It’s good to see Alan Milburn’s report into Fair Access to the Professions (out today), which I think is very timely.
Most research suggests that social mobility has been declining in the UK for about 30 years. At the same time, the gap between the richest and the poorest in our society has also grown.
We think fair access to the professions could help social mobility in the UK get back on track.
The Chartered Accountancy profession has a history of being a driver of social mobility, attracting bright people from all backgrounds. That’s the reason we kept non-graduate routes into the profession open when others were closing them.
But, with recruiters from major businesses often choosing to recruit only from the top 19 Universities, we have felt over the past few years that we needed to do more to encourage talented but disadvantaged people into the profession.

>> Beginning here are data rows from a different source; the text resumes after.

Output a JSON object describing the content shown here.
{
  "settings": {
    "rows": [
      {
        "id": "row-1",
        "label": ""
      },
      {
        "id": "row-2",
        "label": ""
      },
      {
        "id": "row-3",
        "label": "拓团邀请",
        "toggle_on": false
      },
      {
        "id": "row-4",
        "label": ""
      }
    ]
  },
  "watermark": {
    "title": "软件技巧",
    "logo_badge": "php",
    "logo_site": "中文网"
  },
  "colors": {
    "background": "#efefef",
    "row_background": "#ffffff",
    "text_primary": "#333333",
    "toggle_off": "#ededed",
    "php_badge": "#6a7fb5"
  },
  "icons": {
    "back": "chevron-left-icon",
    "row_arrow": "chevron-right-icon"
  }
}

We think this is not only in the public interest, but also in the profession’s interest. Research has shown that the top state school pupils (with the same A level grades) outperform the top private school students at University level. And we think a broad mix of experience is likely to be advantageous to the businesses our Chartered Accountants help. We’ve also seen some evidence that an increase in social mobility could help our economy grow in the long term by a quite significant amount.

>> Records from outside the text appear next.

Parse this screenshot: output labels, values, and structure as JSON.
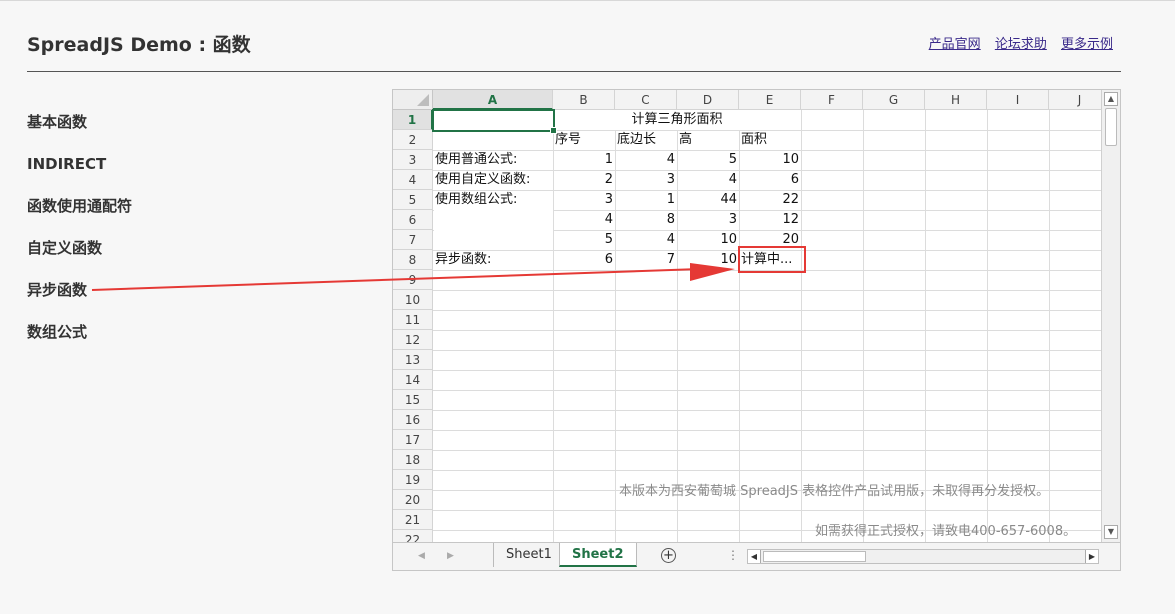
{
  "header": {
    "title": "SpreadJS Demo : 函数",
    "links": [
      "产品官网",
      "论坛求助",
      "更多示例"
    ]
  },
  "nav": {
    "items": [
      "基本函数",
      "INDIRECT",
      "函数使用通配符",
      "自定义函数",
      "异步函数",
      "数组公式"
    ]
  },
  "sheet": {
    "columns": [
      "A",
      "B",
      "C",
      "D",
      "E",
      "F",
      "G",
      "H",
      "I",
      "J"
    ],
    "rows": [
      "1",
      "2",
      "3",
      "4",
      "5",
      "6",
      "7",
      "8",
      "9",
      "10",
      "11",
      "12",
      "13",
      "14",
      "15",
      "16",
      "17",
      "18",
      "19",
      "20",
      "21",
      "22"
    ],
    "selected_cell": "A1",
    "cells": {
      "title": "计算三角形面积",
      "b2": "序号",
      "c2": "底边长",
      "d2": "高",
      "e2": "面积",
      "a3": "使用普通公式:",
      "b3": "1",
      "c3": "4",
      "d3": "5",
      "e3": "10",
      "a4": "使用自定义函数:",
      "b4": "2",
      "c4": "3",
      "d4": "4",
      "e4": "6",
      "a5": "使用数组公式:",
      "b5": "3",
      "c5": "1",
      "d5": "44",
      "e5": "22",
      "b6": "4",
      "c6": "8",
      "d6": "3",
      "e6": "12",
      "b7": "5",
      "c7": "4",
      "d7": "10",
      "e7": "20",
      "a8": "异步函数:",
      "b8": "6",
      "c8": "7",
      "d8": "10",
      "e8": "计算中..."
    },
    "watermark": [
      "本版本为西安葡萄城 SpreadJS 表格控件产品试用版，未取得再分发授权。",
      "如需获得正式授权，请致电400-657-6008。"
    ],
    "tabs": [
      "Sheet1",
      "Sheet2"
    ],
    "active_tab": "Sheet2",
    "add_sheet_icon": "plus-circle-icon",
    "accent_color": "#217346",
    "annotation_color": "#e53935"
  }
}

So we are working on some schemes to help people get affordable training, whether at Universities or through apprenticeships. We also encourage our members to offer paid and properly advertised internships.

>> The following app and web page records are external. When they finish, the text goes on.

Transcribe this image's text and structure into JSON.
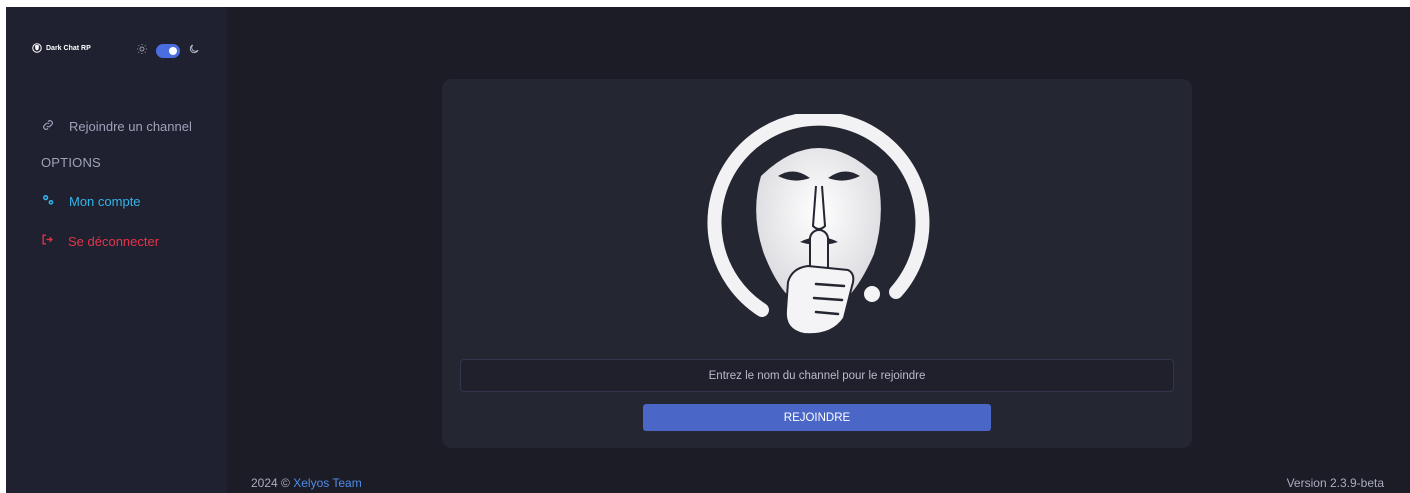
{
  "brand": {
    "name": "Dark Chat RP",
    "logo_icon": "hush-mask-icon"
  },
  "theme": {
    "light_icon": "sun-icon",
    "dark_icon": "moon-icon",
    "mode": "dark",
    "toggle_on": true
  },
  "sidebar": {
    "join_label": "Rejoindre un channel",
    "join_icon": "link-icon",
    "options_title": "OPTIONS",
    "account_label": "Mon compte",
    "account_icon": "gears-icon",
    "logout_label": "Se déconnecter",
    "logout_icon": "sign-out-icon"
  },
  "main": {
    "hero_icon": "hush-mask-icon",
    "input_placeholder": "Entrez le nom du channel pour le rejoindre",
    "join_button": "REJOINDRE"
  },
  "footer": {
    "prefix": "2024 © ",
    "team": "Xelyos Team",
    "version": "Version 2.3.9-beta"
  },
  "colors": {
    "background": "#1c1c27",
    "sidebar": "#1f2130",
    "card": "#242632",
    "accent": "#4a66c7",
    "account": "#32b4e8",
    "logout": "#e5344a"
  }
}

Today 17% of those training to be an ICAEW Chartered Accountant have not been to university.
One of the things we will be starting to do at ICAEW this year is monitor the background of people entering our profession, so we can see whether our work is having an impact.
This will take time, but watch this space.